My wife and I were invited last weekend to a ball by one of the members of her choir. She wore a lovely yellow dress, I rented a tuxedo. I’m not a dancer, she is. I don’t have soul in my bones, she does. I can’t relax easily in a large crowd of unfamiliar people (about 300), she can. The beauty of that difference is that I learn from her and stretch. I did.

In fact, after several hours of an intoxicating mix of Jazz, Ragtime, Blues, Motown and Swing music — all live — I found myself losing my New England puritan inhibitions and dancing with abandon. Or more accurately, found myself succumbing to Patti’s choreographic allure, her boogieing elixir. Which, of course, is no indicator of exactly what I looked like doing it. Hence, the importance of losing my (rational) inhibitions and ceasing to care.

On the way home we had a wonderful conversation and were able to broach a contentious subject that is usually very difficult for us to discuss, bringing it to a new resolve. I said to her, “Wow, that was an amazing grace.” She said, “Yes, it is! I really believe dancing together helps us to love together better. It’s why I always tell you I want to dance and ask you to make date opportunities for us to do that. Do you remember that I always asked couples who argued all the time to do something strenuously physical together? And I’d say, not sex guys. That helped them burn out the aggression and practice non-verbal communication and intimacy. And it releases all kinds of good hormones that open up new bio-chemical channels of communication.” My wife was a licenced social work counselor at Catholic Charities from the late 1980’s to the mid 90’s. I said, “Man, that gives a whole new meaning to two becoming one flesh!”

It’s nice to be married to a therapist.

As I thought about it, it also made new sense out of the importance of liturgical worship being very physical and communal, so you get to ritually practice unity with the Catholic motley crew in praising God and acting in harmony before you exit the church to do faith together in the world.
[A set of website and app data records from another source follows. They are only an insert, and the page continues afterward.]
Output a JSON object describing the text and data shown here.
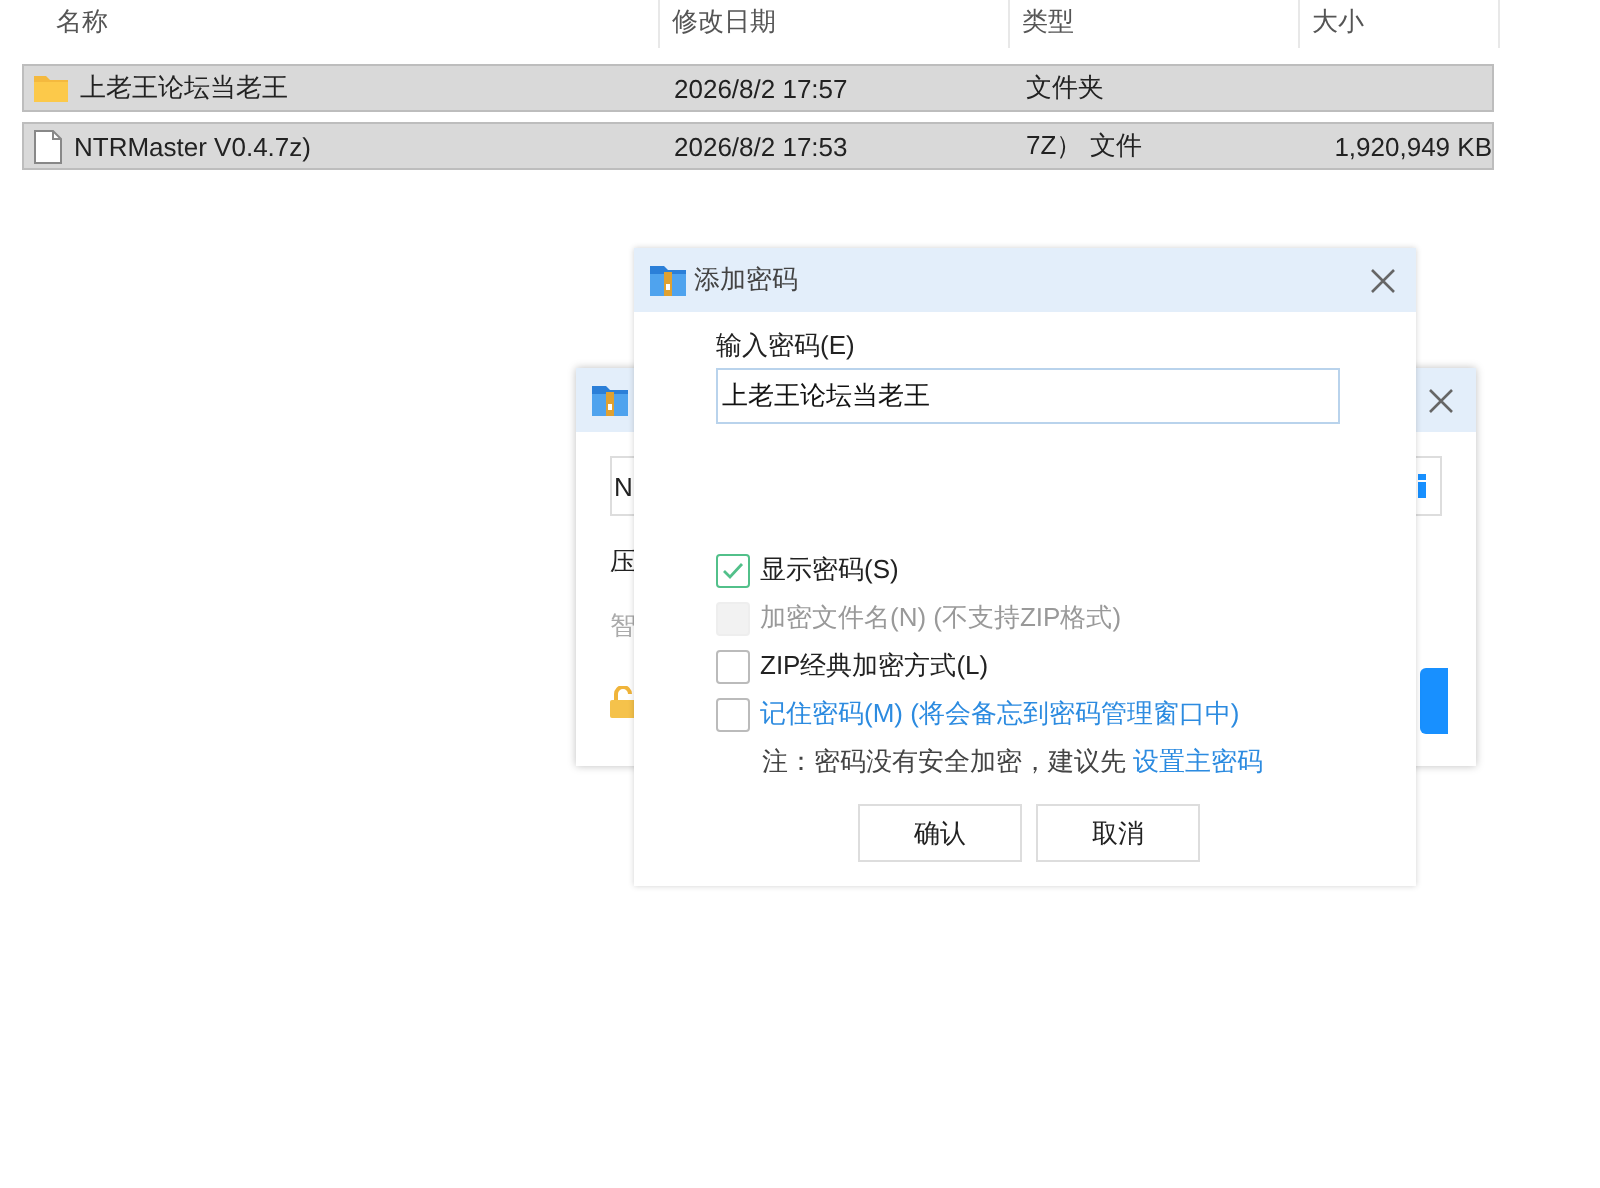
{
  "file_list": {
    "columns": [
      "名称",
      "修改日期",
      "类型",
      "大小"
    ],
    "rows": [
      {
        "kind": "folder",
        "name": "上老王论坛当老王",
        "modified": "2026/8/2 17:57",
        "type": "文件夹",
        "selected": true
      },
      {
        "kind": "file",
        "name": "NTRMaster V0.4.7z)",
        "modified": "2026/8/2 17:53",
        "type": "7Z） 文件",
        "size": "1,920,949 KB",
        "selected": true
      }
    ]
  },
  "background_dialog": {
    "field_value": "N",
    "label_1": "压",
    "label_2": "智"
  },
  "password_dialog": {
    "title": "添加密码",
    "field_label": "输入密码(E)",
    "value": "上老王论坛当老王",
    "options": [
      {
        "kind": "plain",
        "label": "显示密码(S)",
        "checked": true,
        "disabled": false
      },
      {
        "kind": "plain",
        "label": "加密文件名(N) (不支持ZIP格式)",
        "checked": false,
        "disabled": true
      },
      {
        "kind": "plain",
        "label": "ZIP经典加密方式(L)",
        "checked": false,
        "disabled": false
      },
      {
        "kind": "link",
        "label": "记住密码(M) (将会备忘到密码管理窗口中)",
        "checked": false,
        "disabled": false
      }
    ],
    "note": "注：密码没有安全加密，建议先",
    "note_link": "设置主密码",
    "buttons": [
      "确认",
      "取消"
    ]
  }
}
Patti and I over the years have made it a habit to alternately walk together, play racquetball together, workout together and dance together. Without exception, the time spent doing those things always clears the air between us and leaves us better than we began. To us it’s obvious now that if your only bodily intimacy is sex, sex will become a problem as it cannot bear that much weight.

So men I encourage you, diversify the artful ways you get physical with your wives — and the more you make of it an art, intentionally and creatively putting effort into it, the more beautiful she will feel.


Periodically, I let my readers know when I likely will not be posting for a time. I do that as a courtesy,  as I am gratefully aware that some of you read my posts regularly. This week will again be particularly hectic, so I likely will not post until the coming weekend.

As someone commented here last week, at times my ‘primary work’ by which I support my family takes precedence over this work of joy.

God bless you!

Tom Neal, Layman Promoter

I interrupt this blogging break for a shameless service announcement.

I will be offering in July and August a presentation series called Called, Formed and Sent here in New Orleans at the Seminary with a dear friend and colleague of mine, the almost-D.Min. Susie Veters, on the lay vocation.


I am excited about it! It ‘s an opportunity to feature publicly Susie’s and my unbridled passion for the beauty and dignity of the vocation and mission of the laity to build up the Body of Christ and consecrate the world to God.

Here is the flyer and registration info is here.

Thank you for spreading the word!

Yep, the video: